Thousands of investors lost $17.5 billion in principal because of Madoff’s scheme. Even as a significant amount of the money has been returned to them, billions of dollars are being kept in reserve until the securities fraud lawsuits filed by victims wanting bigger payouts are resolved.

The Securities Investor Protection Corp. has spent over $1 billion to facilitate the recovery process. Picard was tasked with recovering investors’ funds. He has worked with forensic accountants, lawyers, and others to figure out who was owed money and who should be sued for benefiting from Madoff’s Ponzi scam. He has even able to recover investor funds via hundreds of lawsuits involving the Madoff clients and banks that didn’t know they were benefiting from the fraud.

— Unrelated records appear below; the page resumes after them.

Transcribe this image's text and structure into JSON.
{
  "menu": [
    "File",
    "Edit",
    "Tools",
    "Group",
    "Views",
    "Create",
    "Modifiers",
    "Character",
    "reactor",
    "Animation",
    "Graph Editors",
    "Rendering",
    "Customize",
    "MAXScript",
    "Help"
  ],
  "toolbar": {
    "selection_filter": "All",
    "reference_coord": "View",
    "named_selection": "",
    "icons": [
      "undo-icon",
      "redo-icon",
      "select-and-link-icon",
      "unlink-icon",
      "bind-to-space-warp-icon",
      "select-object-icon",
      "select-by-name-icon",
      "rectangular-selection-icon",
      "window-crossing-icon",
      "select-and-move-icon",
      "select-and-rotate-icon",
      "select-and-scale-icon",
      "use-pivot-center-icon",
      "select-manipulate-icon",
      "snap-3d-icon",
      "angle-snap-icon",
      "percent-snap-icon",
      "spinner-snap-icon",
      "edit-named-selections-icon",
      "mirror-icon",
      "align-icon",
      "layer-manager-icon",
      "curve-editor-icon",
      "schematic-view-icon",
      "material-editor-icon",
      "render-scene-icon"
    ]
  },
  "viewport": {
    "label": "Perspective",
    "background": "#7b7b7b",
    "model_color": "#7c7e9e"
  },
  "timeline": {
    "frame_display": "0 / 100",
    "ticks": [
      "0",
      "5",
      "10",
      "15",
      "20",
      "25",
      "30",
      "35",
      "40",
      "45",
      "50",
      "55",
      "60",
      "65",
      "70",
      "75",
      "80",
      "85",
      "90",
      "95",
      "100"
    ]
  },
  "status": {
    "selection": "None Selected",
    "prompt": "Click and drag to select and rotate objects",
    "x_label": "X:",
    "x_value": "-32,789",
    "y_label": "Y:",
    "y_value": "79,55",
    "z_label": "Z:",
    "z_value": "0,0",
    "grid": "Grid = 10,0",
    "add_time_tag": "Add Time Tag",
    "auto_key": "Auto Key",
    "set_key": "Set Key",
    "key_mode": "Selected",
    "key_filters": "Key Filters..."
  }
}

According to Richard C. Breeden, who is overseeing the US Department of Justice’s Madoff Victim Fund, he has received some 51,700 claims worth approximately $40 billion from Ponzi scam victims seeking to recover their losses. That amount is three times more than the claims submitted during the bankruptcy proceedings for Bernard L. Madoff’s firm.

The fund is responsible for giving back $4 billion in forfeited assets to claimants, including those who were indirectly impacted by the Madoff Ponzi scam, such as ” feeder funds,” banks, hedge funds, and other entities that trustee Irving Picard has denied recovery. Picard is only compensating direct investors who were harmed.

Breeden says that the amount of investors seeking recovery are twice as many as previously estimated and their claimed losses are billions of dollars greater than what was documented. Prior to an April 30 deadline, he received over 43,500 claims from those who did not submit to the bankruptcy case. More than 36,000 claims were from those who said they haven’t gotten any of their losses back.